Men taking drugs for sex function risk sex diseases
WASHINGTON (Reuters) - Men who took erectile dysfunction drugs such as Viagra were more likely to become infected with sexually transmitted diseases, including AIDS, U.S. researchers reported on Monday.
This infection rate was higher even in the year before the men got their prescriptions filled, which suggests the risky behavior came first, the researchers reported in the Annals of Internal Medicine.
The study shows that even middle-aged men need advice about spreading and catching STDs, especially AIDS, which is deadly and incurable, Dr. Anupam Jena of Harvard Medical School in Boston and colleagues wrote.
"Users of ED (erectile dysfunction) drugs had higher rates of HIV, chlamydia, gonorrhea and syphilis in the 12 months before filling their first ED drug prescription, although only HIV and chlamydia were statistically significant in this period," Jena's team wrote.
"At a minimum, use of ED drugs seems to correlate with higher-risk sexual behavior, either in the number or type of sexual encounters."
Jena and colleagues looked at the health insurance records of 33,968 men with at least one prescription for an ED drug and more than 1 million men without a prescription, searching billing codes for STDs.
Rates of HIV per 100,000 men in the previous year were 66.5 for men who did not get an ED drug but 147.2 for men who did.
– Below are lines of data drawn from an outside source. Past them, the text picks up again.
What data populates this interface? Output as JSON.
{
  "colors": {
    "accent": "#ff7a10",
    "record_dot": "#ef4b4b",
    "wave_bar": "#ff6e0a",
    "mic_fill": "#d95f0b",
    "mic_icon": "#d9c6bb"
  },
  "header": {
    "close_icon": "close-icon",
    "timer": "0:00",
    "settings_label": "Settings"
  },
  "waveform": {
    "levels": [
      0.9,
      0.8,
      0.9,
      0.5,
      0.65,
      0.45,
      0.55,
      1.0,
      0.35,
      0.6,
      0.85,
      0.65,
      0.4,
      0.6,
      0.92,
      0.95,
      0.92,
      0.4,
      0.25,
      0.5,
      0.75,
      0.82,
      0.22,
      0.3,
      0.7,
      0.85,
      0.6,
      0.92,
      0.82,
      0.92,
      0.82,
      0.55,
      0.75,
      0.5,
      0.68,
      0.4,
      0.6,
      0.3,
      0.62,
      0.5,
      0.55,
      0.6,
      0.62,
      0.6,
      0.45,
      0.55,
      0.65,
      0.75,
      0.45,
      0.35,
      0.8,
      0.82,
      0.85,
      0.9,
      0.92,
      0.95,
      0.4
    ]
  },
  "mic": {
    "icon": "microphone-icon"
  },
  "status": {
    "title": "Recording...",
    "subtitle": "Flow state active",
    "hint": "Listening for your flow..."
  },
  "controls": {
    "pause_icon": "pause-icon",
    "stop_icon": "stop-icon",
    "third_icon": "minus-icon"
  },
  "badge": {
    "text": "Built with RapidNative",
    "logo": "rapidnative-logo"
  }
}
Rates of chlamydia where almost triple for men who took an ED drug -- 41 per 100,000 compared to 15 per 100,000 for men not using the drugs.
Erectile dysfunction drugs are popular and include Pfizer's Viagra, known generically as sildenafil, vardenafil, sold under the brand name Levitra by GlaxoSmithKline and Eli Lilly and Co's Cialis, known generically as tadalafil.
They all belong to a class called phosphodiesterase-5 inhibitors and they work by increasing blood flow. Continued...